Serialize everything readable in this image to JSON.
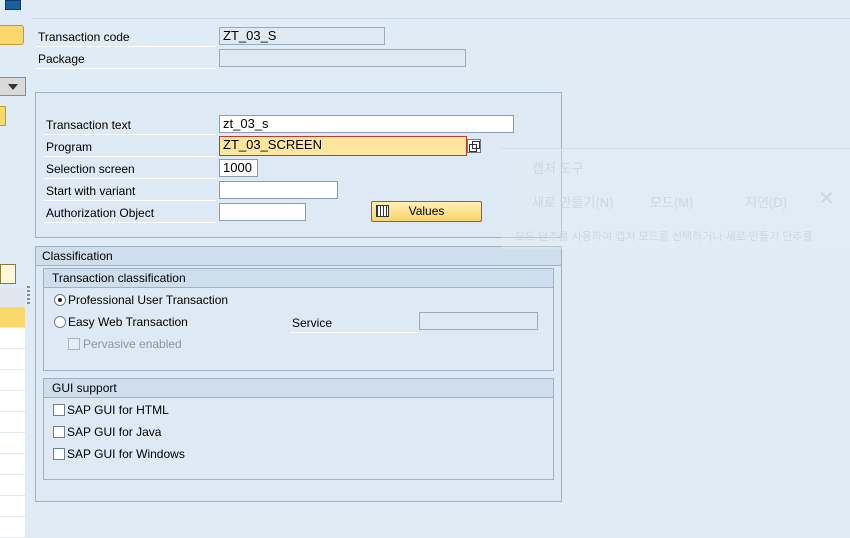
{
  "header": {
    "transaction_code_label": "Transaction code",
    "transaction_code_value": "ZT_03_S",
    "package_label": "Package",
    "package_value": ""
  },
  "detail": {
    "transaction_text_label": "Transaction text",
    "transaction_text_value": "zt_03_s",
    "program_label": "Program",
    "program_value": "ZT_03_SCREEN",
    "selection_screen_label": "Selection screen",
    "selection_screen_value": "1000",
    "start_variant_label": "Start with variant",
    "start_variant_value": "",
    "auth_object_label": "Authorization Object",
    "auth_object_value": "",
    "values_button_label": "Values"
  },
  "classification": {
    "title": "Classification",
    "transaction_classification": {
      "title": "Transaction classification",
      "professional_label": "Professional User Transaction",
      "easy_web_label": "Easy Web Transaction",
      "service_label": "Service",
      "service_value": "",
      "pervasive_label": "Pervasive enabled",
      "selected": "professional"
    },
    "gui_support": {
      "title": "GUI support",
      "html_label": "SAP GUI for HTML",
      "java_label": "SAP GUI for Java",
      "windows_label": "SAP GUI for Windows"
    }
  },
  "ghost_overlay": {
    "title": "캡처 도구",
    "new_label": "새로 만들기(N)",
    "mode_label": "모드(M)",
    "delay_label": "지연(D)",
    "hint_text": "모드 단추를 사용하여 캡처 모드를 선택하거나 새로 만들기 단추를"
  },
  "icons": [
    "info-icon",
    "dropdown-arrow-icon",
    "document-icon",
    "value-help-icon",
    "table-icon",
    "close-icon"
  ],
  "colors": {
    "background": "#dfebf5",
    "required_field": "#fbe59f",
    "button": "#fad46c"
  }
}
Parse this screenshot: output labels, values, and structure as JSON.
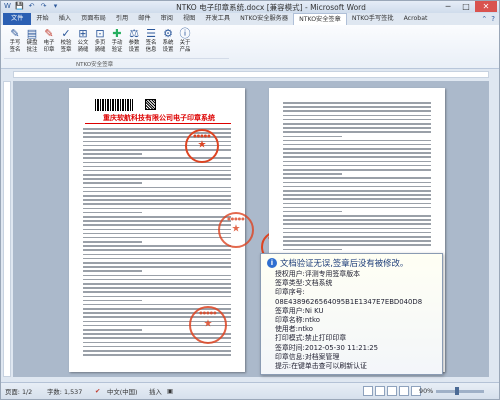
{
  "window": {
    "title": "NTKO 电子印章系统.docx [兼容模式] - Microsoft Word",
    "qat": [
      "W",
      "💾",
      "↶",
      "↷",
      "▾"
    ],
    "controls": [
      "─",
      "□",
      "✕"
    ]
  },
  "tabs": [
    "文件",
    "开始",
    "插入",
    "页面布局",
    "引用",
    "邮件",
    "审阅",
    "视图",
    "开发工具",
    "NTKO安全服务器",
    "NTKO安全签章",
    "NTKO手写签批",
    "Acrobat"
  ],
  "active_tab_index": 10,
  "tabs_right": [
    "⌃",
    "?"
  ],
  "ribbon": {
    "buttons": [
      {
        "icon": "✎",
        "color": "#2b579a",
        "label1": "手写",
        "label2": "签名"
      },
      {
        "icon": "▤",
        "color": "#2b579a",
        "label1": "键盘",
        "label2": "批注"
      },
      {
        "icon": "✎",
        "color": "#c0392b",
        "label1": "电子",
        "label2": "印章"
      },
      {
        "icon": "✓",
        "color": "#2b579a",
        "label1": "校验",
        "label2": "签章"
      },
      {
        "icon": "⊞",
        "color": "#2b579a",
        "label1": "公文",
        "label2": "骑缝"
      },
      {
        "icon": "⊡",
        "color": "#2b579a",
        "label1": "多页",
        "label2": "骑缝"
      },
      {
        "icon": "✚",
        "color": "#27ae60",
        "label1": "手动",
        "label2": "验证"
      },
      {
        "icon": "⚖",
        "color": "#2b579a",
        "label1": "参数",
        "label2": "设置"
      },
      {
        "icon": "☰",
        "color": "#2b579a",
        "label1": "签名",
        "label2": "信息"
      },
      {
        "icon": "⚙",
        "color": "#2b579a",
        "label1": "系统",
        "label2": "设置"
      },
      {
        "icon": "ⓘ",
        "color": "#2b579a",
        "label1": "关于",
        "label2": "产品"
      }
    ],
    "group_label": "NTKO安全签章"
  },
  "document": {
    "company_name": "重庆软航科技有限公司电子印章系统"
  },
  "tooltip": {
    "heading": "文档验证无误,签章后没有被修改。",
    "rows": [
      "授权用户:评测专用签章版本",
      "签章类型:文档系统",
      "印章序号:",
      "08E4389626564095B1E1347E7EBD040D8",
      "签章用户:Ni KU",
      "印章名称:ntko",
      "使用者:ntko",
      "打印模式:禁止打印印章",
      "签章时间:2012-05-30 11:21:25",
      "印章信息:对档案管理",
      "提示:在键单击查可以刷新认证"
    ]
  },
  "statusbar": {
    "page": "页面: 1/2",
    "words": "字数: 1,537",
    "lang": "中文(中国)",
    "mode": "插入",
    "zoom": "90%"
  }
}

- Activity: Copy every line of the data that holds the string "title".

- Result of the task:
    "title": "Classification",
      "title": "Transaction classification",
      "title": "GUI support",
    "title": "캡처 도구",
    "title": "NTKO 电子印章系统.docx [兼容模式] - Microsoft Word",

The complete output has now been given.